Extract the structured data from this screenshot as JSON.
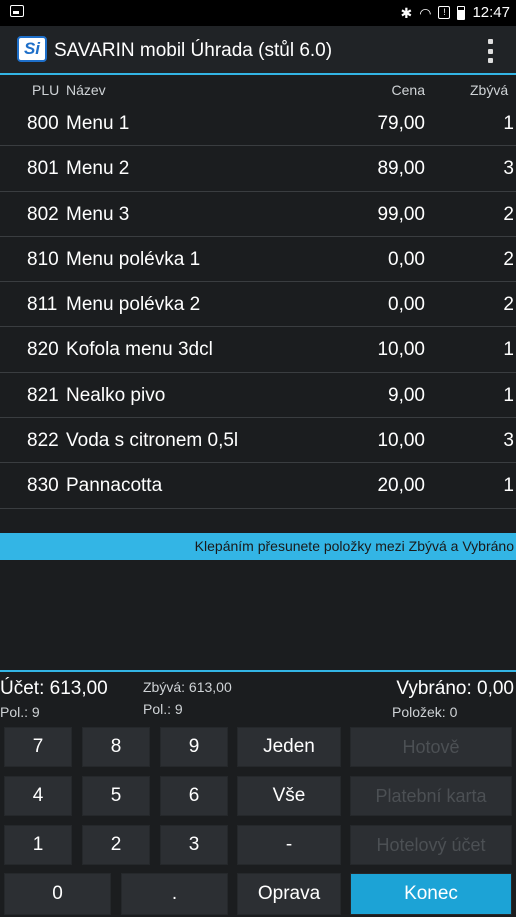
{
  "status_bar": {
    "time": "12:47",
    "icons": [
      "image-icon",
      "bluetooth-icon",
      "wifi-icon",
      "notification-icon",
      "battery-icon"
    ]
  },
  "app_bar": {
    "logo_text": "Si",
    "title": "SAVARIN mobil Úhrada (stůl 6.0)",
    "menu_icon": "overflow-menu-icon"
  },
  "table": {
    "headers": {
      "plu": "PLU",
      "name": "Název",
      "price": "Cena",
      "remaining": "Zbývá"
    },
    "rows": [
      {
        "plu": "800",
        "name": "Menu 1",
        "price": "79,00",
        "remaining": "1"
      },
      {
        "plu": "801",
        "name": "Menu 2",
        "price": "89,00",
        "remaining": "3"
      },
      {
        "plu": "802",
        "name": "Menu 3",
        "price": "99,00",
        "remaining": "2"
      },
      {
        "plu": "810",
        "name": "Menu polévka 1",
        "price": "0,00",
        "remaining": "2"
      },
      {
        "plu": "811",
        "name": "Menu polévka 2",
        "price": "0,00",
        "remaining": "2"
      },
      {
        "plu": "820",
        "name": "Kofola menu 3dcl",
        "price": "10,00",
        "remaining": "1"
      },
      {
        "plu": "821",
        "name": "Nealko pivo",
        "price": "9,00",
        "remaining": "1"
      },
      {
        "plu": "822",
        "name": "Voda s citronem 0,5l",
        "price": "10,00",
        "remaining": "3"
      },
      {
        "plu": "830",
        "name": "Pannacotta",
        "price": "20,00",
        "remaining": "1"
      }
    ]
  },
  "hint": "Klepáním přesunete položky mezi Zbývá a Vybráno",
  "summary": {
    "account": "Účet: 613,00",
    "account_items": "Pol.:  9",
    "remaining": "Zbývá: 613,00",
    "remaining_items": "Pol.:  9",
    "selected": "Vybráno: 0,00",
    "selected_items": "Položek:  0"
  },
  "keypad": {
    "k7": "7",
    "k8": "8",
    "k9": "9",
    "jeden": "Jeden",
    "hotove": "Hotově",
    "k4": "4",
    "k5": "5",
    "k6": "6",
    "vse": "Vše",
    "karta": "Platební karta",
    "k1": "1",
    "k2": "2",
    "k3": "3",
    "minus": "-",
    "hotel": "Hotelový účet",
    "k0": "0",
    "dot": ".",
    "oprava": "Oprava",
    "konec": "Konec"
  },
  "colors": {
    "accent": "#33b5e5",
    "primary_button": "#1ca3d6",
    "background": "#1b1d1f"
  }
}
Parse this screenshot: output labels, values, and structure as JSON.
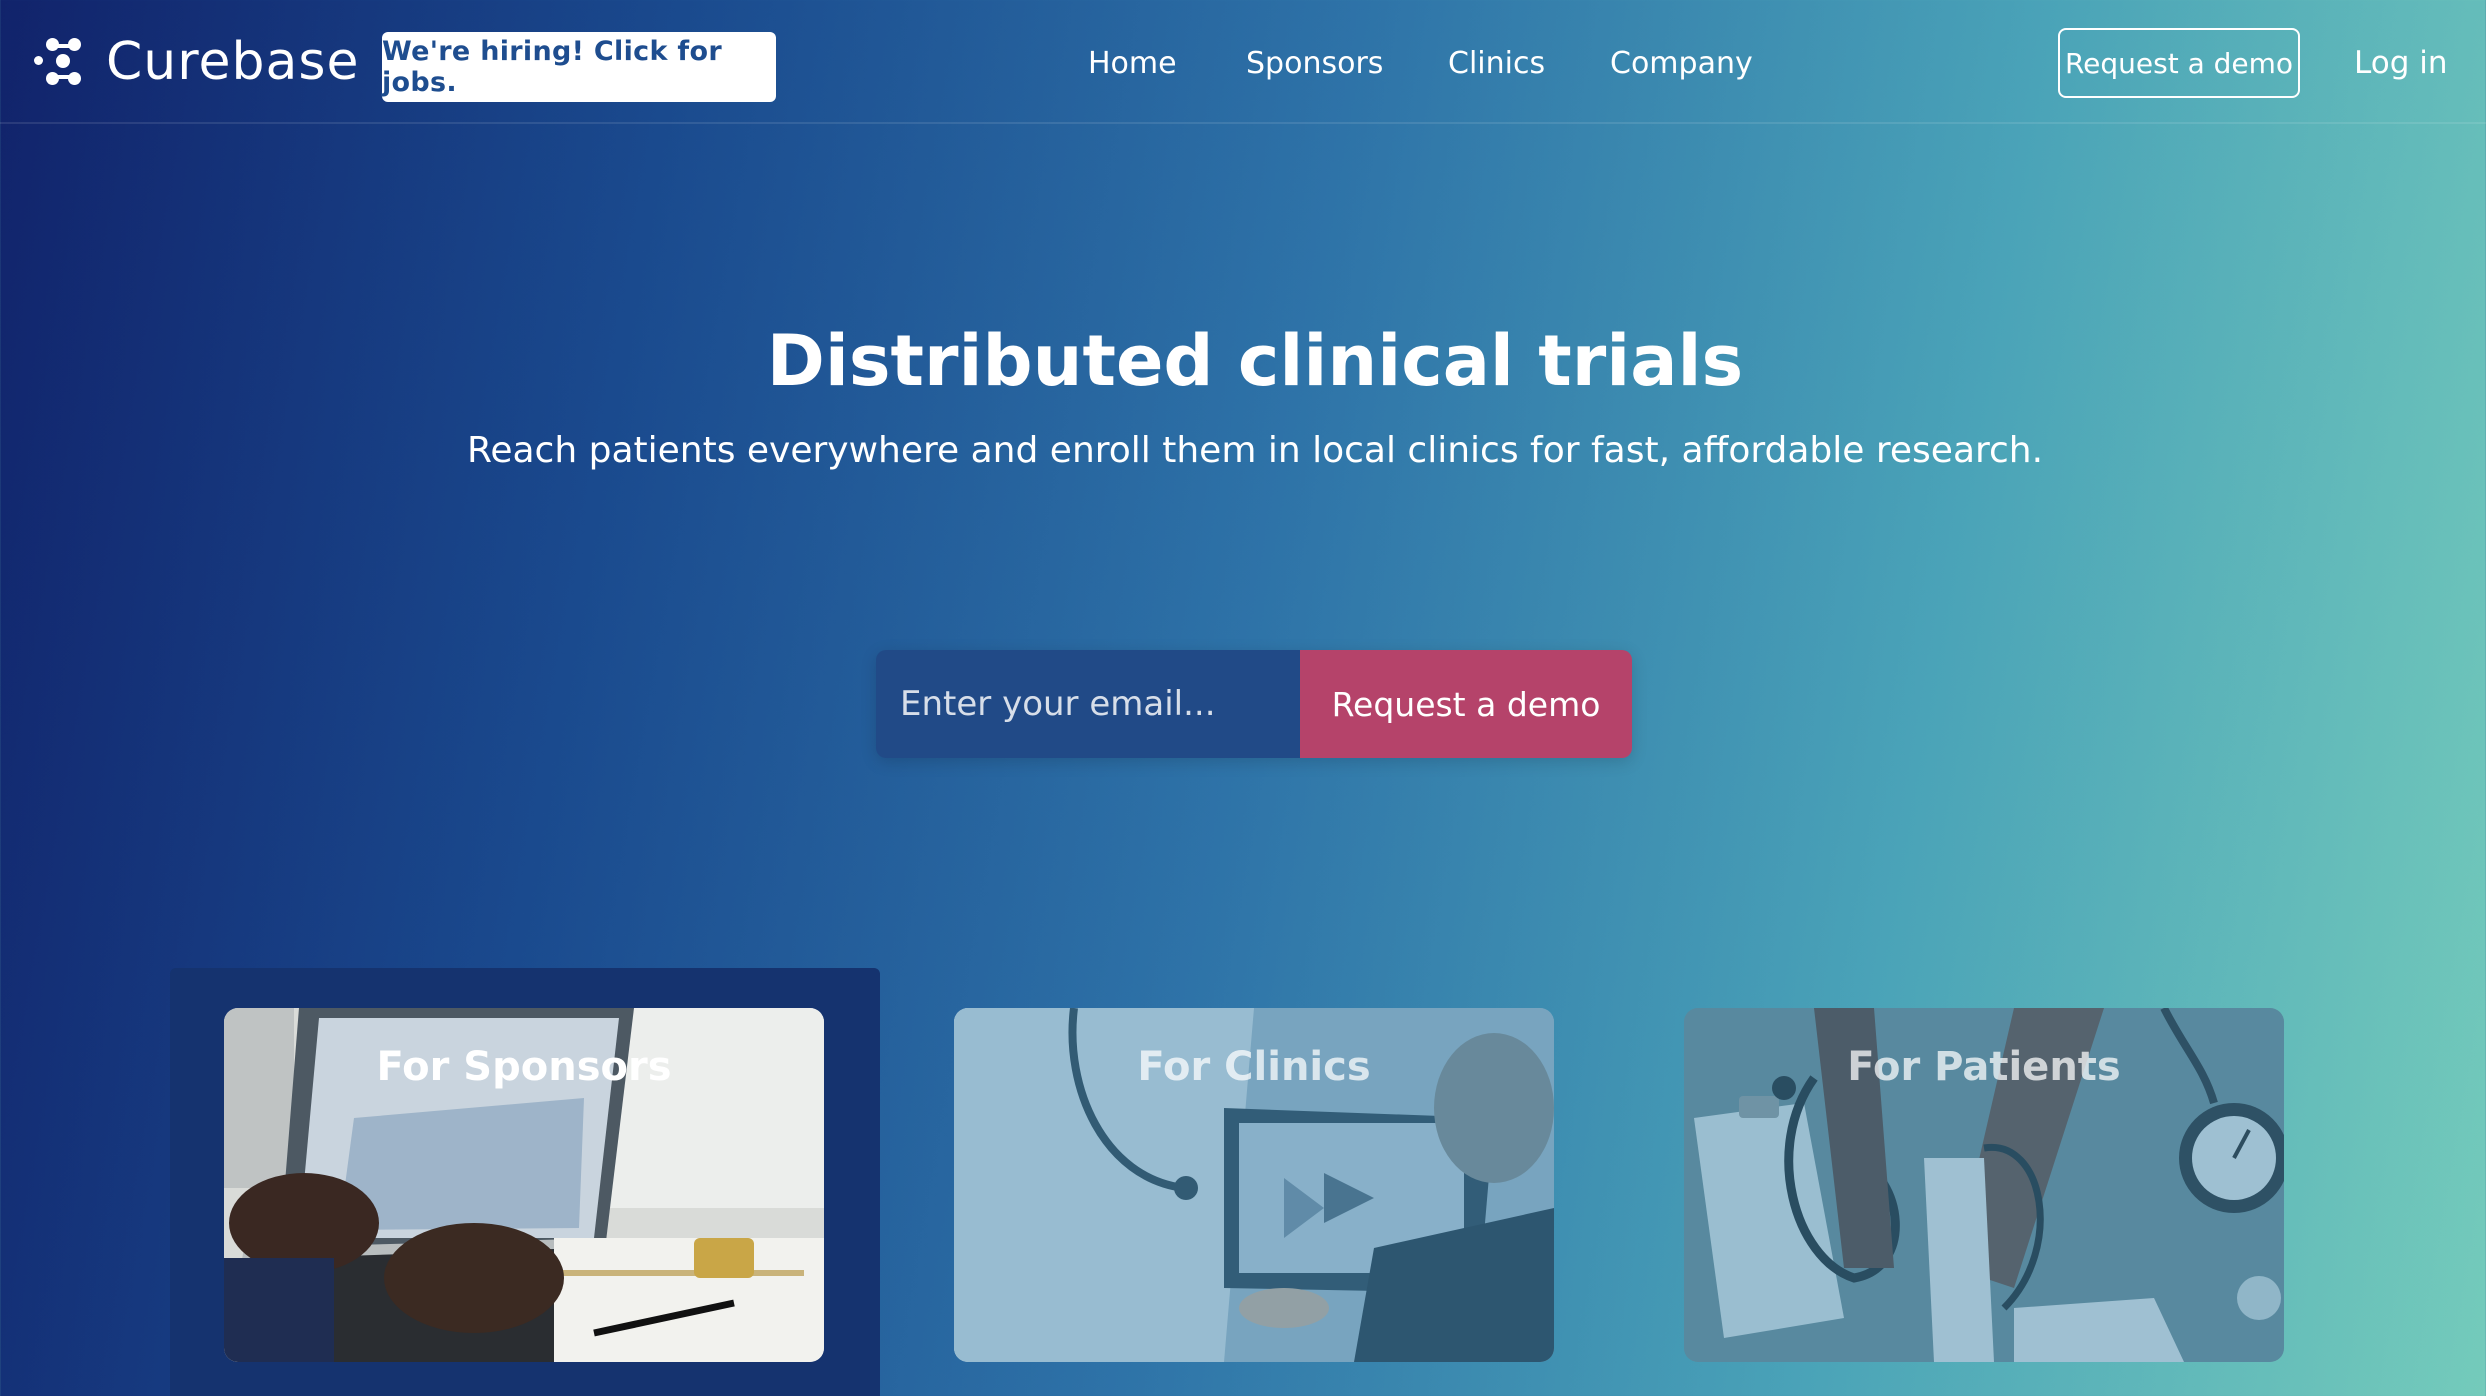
{
  "brand": {
    "name": "Curebase"
  },
  "header": {
    "hiring_label": "We're hiring! Click for jobs.",
    "nav": [
      "Home",
      "Sponsors",
      "Clinics",
      "Company"
    ],
    "demo_label": "Request a demo",
    "login_label": "Log in"
  },
  "hero": {
    "title": "Distributed clinical trials",
    "subtitle": "Reach patients everywhere and enroll them in local clinics for fast, affordable research.",
    "email_placeholder": "Enter your email...",
    "cta_label": "Request a demo"
  },
  "cards": [
    {
      "title": "For Sponsors",
      "active": true
    },
    {
      "title": "For Clinics",
      "active": false
    },
    {
      "title": "For Patients",
      "active": false
    }
  ],
  "colors": {
    "gradient_start": "#11236b",
    "gradient_end": "#74cbbb",
    "cta": "#b5436a",
    "hiring_text": "#1e4d8f",
    "active_card_bg": "#15336f"
  }
}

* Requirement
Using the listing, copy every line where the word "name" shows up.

* Expected output
      "name": "Název",
        "name": "Menu 1",
        "name": "Menu 2",
        "name": "Menu 3",
        "name": "Menu polévka 1",
        "name": "Menu polévka 2",
        "name": "Kofola menu 3dcl",
        "name": "Nealko pivo",
        "name": "Voda s citronem 0,5l",
        "name": "Pannacotta",
    "name": "Curebase"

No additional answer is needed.